[Assignment]
Among the entries, which lines carry the string "JOSEO"? Copy every one.

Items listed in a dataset
[Start of section]

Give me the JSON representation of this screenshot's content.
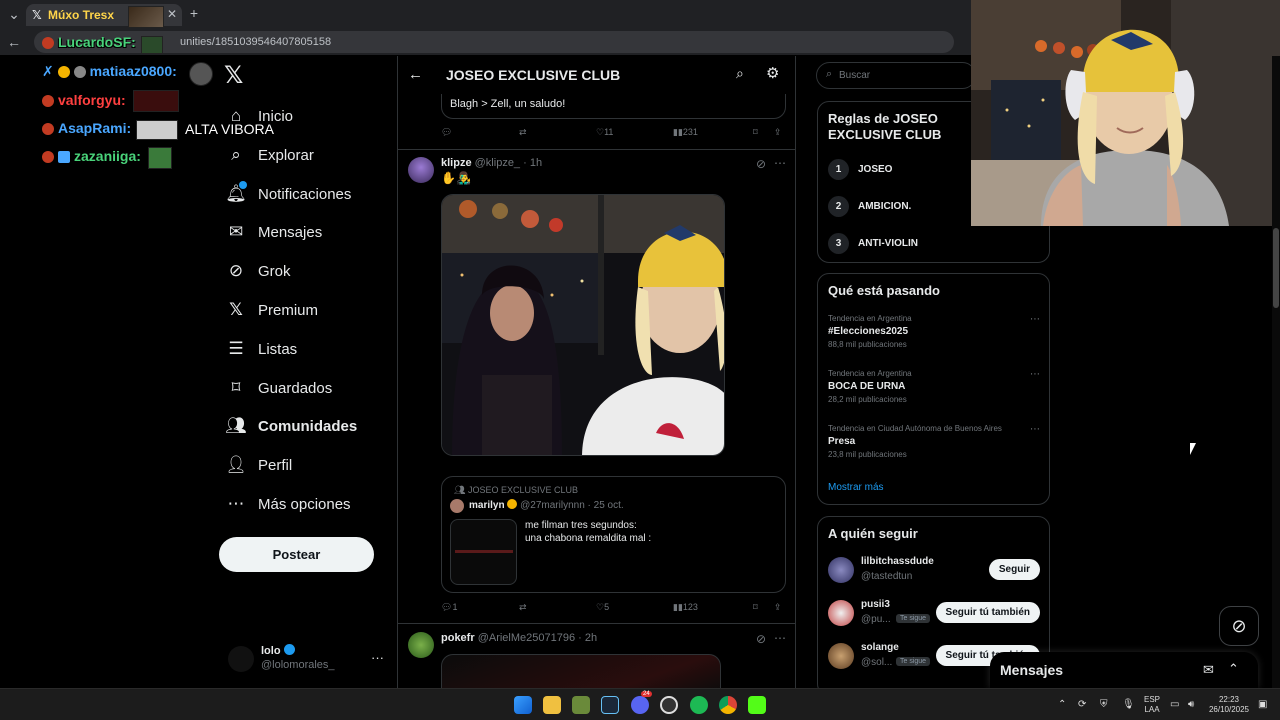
{
  "browser": {
    "tab_title": "Múxo Tresx",
    "url": "unities/1851039546407805158"
  },
  "stream_chat": [
    {
      "user": "LucardoSF",
      "suffix": ":",
      "color": "#49d37a"
    },
    {
      "user": "matiaaz0800",
      "suffix": ":",
      "color": "#4aa7ff"
    },
    {
      "user": "valforgyu",
      "suffix": ":",
      "color": "#ff4040"
    },
    {
      "user": "AsapRami",
      "suffix": ":",
      "color": "#4aa7ff",
      "message": "ALTA VIBORA"
    },
    {
      "user": "zazaniiga",
      "suffix": ":",
      "color": "#49d37a"
    }
  ],
  "nav": {
    "items": [
      {
        "label": "Inicio",
        "icon": "home-icon"
      },
      {
        "label": "Explorar",
        "icon": "search-icon"
      },
      {
        "label": "Notificaciones",
        "icon": "bell-icon"
      },
      {
        "label": "Mensajes",
        "icon": "mail-icon"
      },
      {
        "label": "Grok",
        "icon": "grok-icon"
      },
      {
        "label": "Premium",
        "icon": "x-icon"
      },
      {
        "label": "Listas",
        "icon": "list-icon"
      },
      {
        "label": "Guardados",
        "icon": "bookmark-icon"
      },
      {
        "label": "Comunidades",
        "icon": "communities-icon"
      },
      {
        "label": "Perfil",
        "icon": "profile-icon"
      },
      {
        "label": "Más opciones",
        "icon": "more-icon"
      }
    ],
    "active": "Comunidades",
    "post_label": "Postear"
  },
  "account": {
    "name": "lolo",
    "handle": "@lolomorales_",
    "more": "···"
  },
  "community": {
    "title": "JOSEO EXCLUSIVE CLUB"
  },
  "posts": [
    {
      "text": "Blagh > Zell, un saludo!",
      "actions": {
        "replies": "",
        "reposts": "",
        "likes": "11",
        "views": "231"
      }
    },
    {
      "author": "klipze",
      "handle": "@klipze_",
      "time": "· 1h",
      "text": "✋👨‍🎤",
      "quote": {
        "community": "JOSEO EXCLUSIVE CLUB",
        "author": "marilyn",
        "handle": "@27marilynnn",
        "time": "· 25 oct.",
        "line1": "me filman tres segundos:",
        "line2": "una chabona remaldita mal :"
      },
      "actions": {
        "replies": "1",
        "reposts": "",
        "likes": "5",
        "views": "123"
      }
    },
    {
      "author": "pokefr",
      "handle": "@ArielMe25071796",
      "time": "· 2h"
    }
  ],
  "search": {
    "placeholder": "Buscar"
  },
  "rules": {
    "title": "Reglas de JOSEO EXCLUSIVE CLUB",
    "items": [
      {
        "num": "1",
        "label": "JOSEO"
      },
      {
        "num": "2",
        "label": "AMBICION."
      },
      {
        "num": "3",
        "label": "ANTI-VIOLIN"
      }
    ]
  },
  "trends": {
    "title": "Qué está pasando",
    "items": [
      {
        "context": "Tendencia en Argentina",
        "name": "#Elecciones2025",
        "count": "88,8 mil publicaciones"
      },
      {
        "context": "Tendencia en Argentina",
        "name": "BOCA DE URNA",
        "count": "28,2 mil publicaciones"
      },
      {
        "context": "Tendencia en Ciudad Autónoma de Buenos Aires",
        "name": "Presa",
        "count": "23,8 mil publicaciones"
      }
    ],
    "show_more": "Mostrar más"
  },
  "who_to_follow": {
    "title": "A quién seguir",
    "items": [
      {
        "name": "lilbitchassdude",
        "handle": "@tastedtun",
        "badge": "",
        "button": "Seguir"
      },
      {
        "name": "pusii3",
        "handle": "@pu...",
        "badge": "Te sigue",
        "button": "Seguir tú también"
      },
      {
        "name": "solange",
        "handle": "@sol...",
        "badge": "Te sigue",
        "button": "Seguir tú también"
      }
    ]
  },
  "messages_drawer": {
    "title": "Mensajes"
  },
  "taskbar": {
    "lang_top": "ESP",
    "lang_bottom": "LAA",
    "time": "22:23",
    "date": "26/10/2025",
    "discord_badge": "24"
  },
  "colors": {
    "accent": "#1d9bf0",
    "background": "#000000",
    "border": "#2f3336",
    "muted": "#71767b"
  }
}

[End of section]

[Exercise answer]
    "title": "JOSEO EXCLUSIVE CLUB"
        "community": "JOSEO EXCLUSIVE CLUB",
    "title": "Reglas de JOSEO EXCLUSIVE CLUB",
        "label": "JOSEO"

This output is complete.